"Reverting to a Wild State" is quite good, though I couldn't tell you what the title means. It's the story of a relationship that has ended, told in reverse chronological order. Having tried a reverse-order story myself a few years back, I know what a challenge it is, and I think Torres got right the way the story has to feel at both ends like you're at a key moment of discovery. He pulls this off largely by having the narrator back away from the story's conclusion, as if the past is too much to confront given where, now, he knows his story has headed. There's a bit about a golden feather found on a train platform that made the story, at the outset, seem like a fabulist's tale, but that tone was dropped and I don't think the feather—whatever it was doing there—paid off.
As usual, the New Yorker has run a story by someone with a book coming out; regardless of the quality, this always makes a story look, to me, like the tie-in action figure included in a Happy Meal.
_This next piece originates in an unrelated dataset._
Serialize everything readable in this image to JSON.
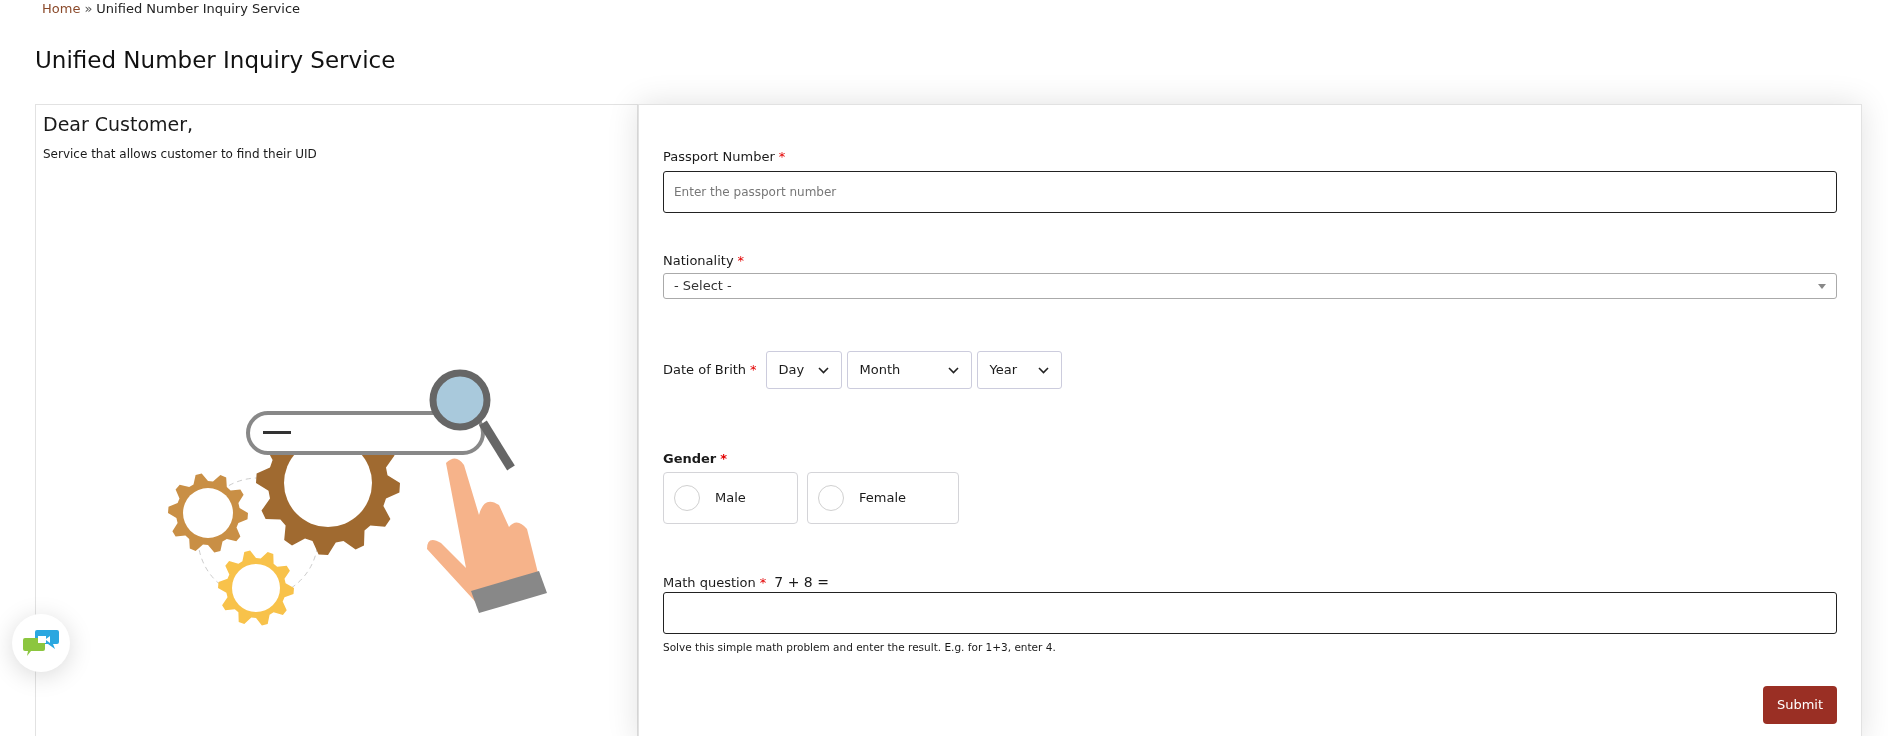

According to my local paper, the Houghton Mifflin publicity engine is firing on all cylinders: Torres has another story coming out in Harper's next month (congratulations) and will find himself mentioned in a host of high-profile magazines.